Squier Mini Jazzmaster HH Review

Squier Mini Jazzmaster HH Review

June 1, 2020 0 By Echoes in Audio

Squier’s Latest Guitar

The Squier Mini Jazzmaster HH is the latest guitar model released by Squier and is a ¾ sized version of the classic offset Jazzmaster model. There are three available body finishes – Daphne Blue, Olympic White and Surf Green.

I stumbled across the guitar browsing through Merchant City Music’s website, and was instantly impressed by the design and the price. As I hadn’t heard about this new model before, I went looking for some reviews online, but I couldn’t find out much information about the Mini Jazzmaster, other than the listing descriptions on retailer websites.
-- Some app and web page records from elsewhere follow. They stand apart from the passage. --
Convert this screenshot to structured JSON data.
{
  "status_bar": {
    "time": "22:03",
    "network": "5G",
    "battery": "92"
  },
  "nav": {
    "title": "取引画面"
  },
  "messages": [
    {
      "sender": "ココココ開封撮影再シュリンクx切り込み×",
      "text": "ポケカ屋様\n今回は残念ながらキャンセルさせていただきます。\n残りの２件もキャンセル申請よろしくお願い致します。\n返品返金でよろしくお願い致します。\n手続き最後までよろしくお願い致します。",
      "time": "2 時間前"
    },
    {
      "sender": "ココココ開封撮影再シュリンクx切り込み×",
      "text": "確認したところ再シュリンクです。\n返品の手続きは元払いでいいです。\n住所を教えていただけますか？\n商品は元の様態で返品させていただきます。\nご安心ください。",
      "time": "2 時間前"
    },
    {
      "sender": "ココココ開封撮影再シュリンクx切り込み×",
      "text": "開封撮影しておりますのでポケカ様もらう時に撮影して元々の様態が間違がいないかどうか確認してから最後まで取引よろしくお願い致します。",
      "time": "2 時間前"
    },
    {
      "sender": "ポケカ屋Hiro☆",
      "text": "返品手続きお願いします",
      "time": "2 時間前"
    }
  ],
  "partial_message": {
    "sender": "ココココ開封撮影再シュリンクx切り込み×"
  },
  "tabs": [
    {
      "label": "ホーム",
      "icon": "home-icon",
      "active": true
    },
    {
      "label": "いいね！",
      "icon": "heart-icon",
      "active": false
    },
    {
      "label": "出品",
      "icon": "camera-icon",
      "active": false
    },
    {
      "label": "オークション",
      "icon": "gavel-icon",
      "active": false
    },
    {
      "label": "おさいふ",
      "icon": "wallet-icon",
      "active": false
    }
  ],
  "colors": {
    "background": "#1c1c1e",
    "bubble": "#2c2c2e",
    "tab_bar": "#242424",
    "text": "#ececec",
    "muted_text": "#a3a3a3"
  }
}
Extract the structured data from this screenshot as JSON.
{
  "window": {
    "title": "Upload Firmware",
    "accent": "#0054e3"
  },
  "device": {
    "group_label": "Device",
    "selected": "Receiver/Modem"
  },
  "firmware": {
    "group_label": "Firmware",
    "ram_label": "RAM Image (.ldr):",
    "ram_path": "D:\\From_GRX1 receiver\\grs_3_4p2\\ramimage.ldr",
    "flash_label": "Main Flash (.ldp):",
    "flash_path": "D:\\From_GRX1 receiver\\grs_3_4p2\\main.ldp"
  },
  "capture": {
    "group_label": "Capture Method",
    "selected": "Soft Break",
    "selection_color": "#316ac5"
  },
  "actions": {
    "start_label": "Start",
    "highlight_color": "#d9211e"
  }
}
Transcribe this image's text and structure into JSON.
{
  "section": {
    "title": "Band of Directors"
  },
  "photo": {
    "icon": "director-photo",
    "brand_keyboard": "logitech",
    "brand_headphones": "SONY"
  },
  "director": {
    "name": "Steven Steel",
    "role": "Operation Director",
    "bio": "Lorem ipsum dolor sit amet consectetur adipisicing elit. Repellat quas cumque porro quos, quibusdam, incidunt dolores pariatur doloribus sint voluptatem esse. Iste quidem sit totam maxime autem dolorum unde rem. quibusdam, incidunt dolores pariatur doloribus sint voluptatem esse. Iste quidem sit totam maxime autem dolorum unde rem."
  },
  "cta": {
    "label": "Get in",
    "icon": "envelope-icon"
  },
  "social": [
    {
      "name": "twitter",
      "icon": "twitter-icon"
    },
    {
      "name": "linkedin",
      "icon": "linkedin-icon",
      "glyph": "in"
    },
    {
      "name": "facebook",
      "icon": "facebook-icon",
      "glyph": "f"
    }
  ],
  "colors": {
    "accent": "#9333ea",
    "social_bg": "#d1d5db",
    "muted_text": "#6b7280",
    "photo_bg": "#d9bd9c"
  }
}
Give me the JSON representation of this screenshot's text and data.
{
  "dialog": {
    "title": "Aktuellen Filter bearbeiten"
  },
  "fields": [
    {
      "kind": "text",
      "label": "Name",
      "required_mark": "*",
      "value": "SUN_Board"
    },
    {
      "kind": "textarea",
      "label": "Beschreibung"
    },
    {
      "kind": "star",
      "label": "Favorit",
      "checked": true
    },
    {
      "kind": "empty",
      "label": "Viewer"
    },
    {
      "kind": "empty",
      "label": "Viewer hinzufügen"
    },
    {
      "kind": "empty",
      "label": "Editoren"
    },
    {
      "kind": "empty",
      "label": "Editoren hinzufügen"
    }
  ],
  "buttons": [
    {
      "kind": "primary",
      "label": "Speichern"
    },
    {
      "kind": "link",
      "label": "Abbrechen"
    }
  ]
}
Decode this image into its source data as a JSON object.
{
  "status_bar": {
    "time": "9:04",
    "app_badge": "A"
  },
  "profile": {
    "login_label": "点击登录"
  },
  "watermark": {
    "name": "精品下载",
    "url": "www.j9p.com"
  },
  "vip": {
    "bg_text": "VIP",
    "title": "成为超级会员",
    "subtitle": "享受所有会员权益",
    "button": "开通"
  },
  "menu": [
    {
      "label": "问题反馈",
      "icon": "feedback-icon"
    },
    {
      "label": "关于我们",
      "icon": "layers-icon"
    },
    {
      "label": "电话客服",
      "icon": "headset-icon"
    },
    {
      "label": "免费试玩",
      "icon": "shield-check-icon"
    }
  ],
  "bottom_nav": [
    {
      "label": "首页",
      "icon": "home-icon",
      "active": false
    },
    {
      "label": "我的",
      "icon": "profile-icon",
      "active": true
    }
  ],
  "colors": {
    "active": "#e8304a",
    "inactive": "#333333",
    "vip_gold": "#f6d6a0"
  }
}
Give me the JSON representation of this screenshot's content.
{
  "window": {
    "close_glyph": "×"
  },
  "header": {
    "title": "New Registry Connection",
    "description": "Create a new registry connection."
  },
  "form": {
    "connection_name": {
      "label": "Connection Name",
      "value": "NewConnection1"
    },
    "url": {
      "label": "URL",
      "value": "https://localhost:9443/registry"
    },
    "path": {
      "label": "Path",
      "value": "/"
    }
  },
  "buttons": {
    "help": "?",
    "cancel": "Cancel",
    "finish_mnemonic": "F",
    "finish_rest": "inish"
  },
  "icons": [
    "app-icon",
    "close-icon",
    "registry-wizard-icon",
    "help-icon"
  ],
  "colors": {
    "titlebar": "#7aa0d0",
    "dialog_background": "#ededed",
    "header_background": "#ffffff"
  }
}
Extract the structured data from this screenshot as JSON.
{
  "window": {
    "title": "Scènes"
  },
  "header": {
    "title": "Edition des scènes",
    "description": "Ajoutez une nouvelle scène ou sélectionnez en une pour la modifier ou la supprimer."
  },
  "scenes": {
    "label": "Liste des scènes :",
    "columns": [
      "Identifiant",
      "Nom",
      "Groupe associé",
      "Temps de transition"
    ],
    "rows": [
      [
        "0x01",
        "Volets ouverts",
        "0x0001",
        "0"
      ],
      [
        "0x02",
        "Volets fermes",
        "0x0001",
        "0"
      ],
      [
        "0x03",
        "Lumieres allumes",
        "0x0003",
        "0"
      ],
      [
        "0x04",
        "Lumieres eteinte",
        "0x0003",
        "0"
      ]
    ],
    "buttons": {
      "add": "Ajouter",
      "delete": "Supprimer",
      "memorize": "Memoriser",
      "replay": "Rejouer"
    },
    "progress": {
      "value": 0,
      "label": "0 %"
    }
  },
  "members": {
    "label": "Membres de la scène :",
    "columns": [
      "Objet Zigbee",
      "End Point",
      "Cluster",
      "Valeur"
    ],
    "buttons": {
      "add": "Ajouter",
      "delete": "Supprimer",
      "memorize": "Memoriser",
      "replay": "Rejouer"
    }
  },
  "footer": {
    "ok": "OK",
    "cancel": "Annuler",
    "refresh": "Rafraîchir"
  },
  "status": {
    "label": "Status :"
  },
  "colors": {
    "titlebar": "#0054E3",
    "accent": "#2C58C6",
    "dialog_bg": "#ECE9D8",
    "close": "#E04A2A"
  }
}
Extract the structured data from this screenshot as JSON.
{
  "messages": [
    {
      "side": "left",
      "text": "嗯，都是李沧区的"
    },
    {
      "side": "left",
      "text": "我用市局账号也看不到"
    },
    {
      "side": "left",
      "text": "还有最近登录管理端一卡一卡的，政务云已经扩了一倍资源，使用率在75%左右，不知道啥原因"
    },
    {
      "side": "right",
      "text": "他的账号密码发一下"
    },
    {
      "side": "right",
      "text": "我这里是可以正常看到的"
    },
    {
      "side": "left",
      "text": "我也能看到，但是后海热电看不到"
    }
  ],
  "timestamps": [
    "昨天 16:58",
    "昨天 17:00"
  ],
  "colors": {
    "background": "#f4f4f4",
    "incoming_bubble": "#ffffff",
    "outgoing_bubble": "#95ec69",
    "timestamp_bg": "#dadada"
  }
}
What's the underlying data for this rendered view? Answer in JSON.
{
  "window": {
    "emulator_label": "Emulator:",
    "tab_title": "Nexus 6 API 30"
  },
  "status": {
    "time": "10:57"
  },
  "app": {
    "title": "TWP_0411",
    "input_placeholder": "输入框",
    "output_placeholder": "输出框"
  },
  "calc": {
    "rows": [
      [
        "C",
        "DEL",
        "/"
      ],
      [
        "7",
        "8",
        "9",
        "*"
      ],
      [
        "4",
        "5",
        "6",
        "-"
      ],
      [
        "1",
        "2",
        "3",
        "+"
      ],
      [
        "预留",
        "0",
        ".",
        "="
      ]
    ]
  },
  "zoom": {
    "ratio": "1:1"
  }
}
There isn’t even a listing for the guitar on Squier’s website, and the online retailers only appear to be selling this in Europe (as of 1st June 2020).

Squier Mini Jazzmaster HH

The Squier Mini Jazzmaster is a ¾ sized guitar which is aimed at beginners and kids, or as a travel sized guitar. It is priced between £139 – £150 from the usual online music stores (I got mine from Merchant City Music which was £139 with free delivery).

Mini Jazzmaster Headstock

The guitar was delivered with a shop setup and tuned up a half step to F Standard, with Nickel Plated Steel strings (.009-.042 Gauge). My first impressions were generally positive, the action suited my playing style and the neck was well adjusted. It didn’t take me long to become accustomed to the short scale length (22.75”) and the Mini Jazzmaster is very easy to play.

A negative point that stood out to me was the poor quality of the frets, which were very rough and could do with a quick file and polish. This has slightly improved after playing for a few hours however it is still quite noticeable when bending the E and B strings, which seem to catch and grind against the frets with a high-pitched squeal.

I mentioned that the guitar was tuned to F when it was delivered – I tried dropping down to Standard Tuning in E but found the intonation was poor, especially around the first couple of frets – however this improves in F. I’ve not yet tried using a higher gauge set of strings, although from reading some comments online and Youtube it is recommended to use 10s or 11s instead when playing short scale guitars. It seems odd that Squier would ship the guitar with 9s as standard.

Mini Jazzmaster Body

The rest of the hardware is what you’d expect from a budget level guitar – the Squier Humbuckers do an acceptable job and I’ve had no issues with the tone or volume knob, which are easily adjustable, especially with the smaller body size. I found that some of the machine head tuners took a few extra turns to adjust the pitch, but they generally keep their tune well. Watch out for the strap pins, which are absolutely tiny. I was lucky to have a spare guitar strap which fit these well, however when I tried to use my trusty Jim Dunlop strap lock retainers, they easily slipped off.

I realise that much of this review has focus on the not-so-good parts. Rob Jones from The Guitar Manifesto channel on Youtube described this as ‘The Worst Guitar’ he has ever played. I’m not taking such a negative approach – I bought a cheap second-hand Stagg L250 Les Paul Jr copy from Gumtree last year, and the Mini Jazzmaster is better than that….

I recorded a quick demo of the Mini Jazzmaster – recorded straight into Garageband using a Motu Audio Express interface and some preset guitar amps:

Our Verdict?

If you’re looking for a beginner’s guitar, you could do a lot worse. That said, if you are not totally set on a short scale smaller sized guitar, I’d recommend buying something else. If you can stretch your budget a bit, then the Squier Affinity Jazzmaster series is a good alternative.

I wasn’t expecting anything great, especially given the budget price range but I can’t help feeling slightly disappointed in Squier for releasing this one. As always, with factory produced guitars there may be some less than perfect products that make it past QA. I’m hoping that the frets on mine are caused by this.

Mini Jazzmaster Pickups

Despite my criticisms, I actually quite like the Squier Mini Jazzmaster HH. It’s got a great design, it’s easy to play and it’s nice and lightweight – ideal for a travel guitar. I’ll most likely modify the Mini Jazzmaster for some sort of project – check back later to see what I’ve done with it!

I’ve just discovered a review and mod of the Mini Jazzmaster by Home of Tone, and it looks brilliant!

Thanks for reading the first musical instrument review featured at Echoes in Audio. It’s definitely something we hope to continue! Are you thinking of picking up the Squier Mini Jazzmaster HH? Comment below and let us know!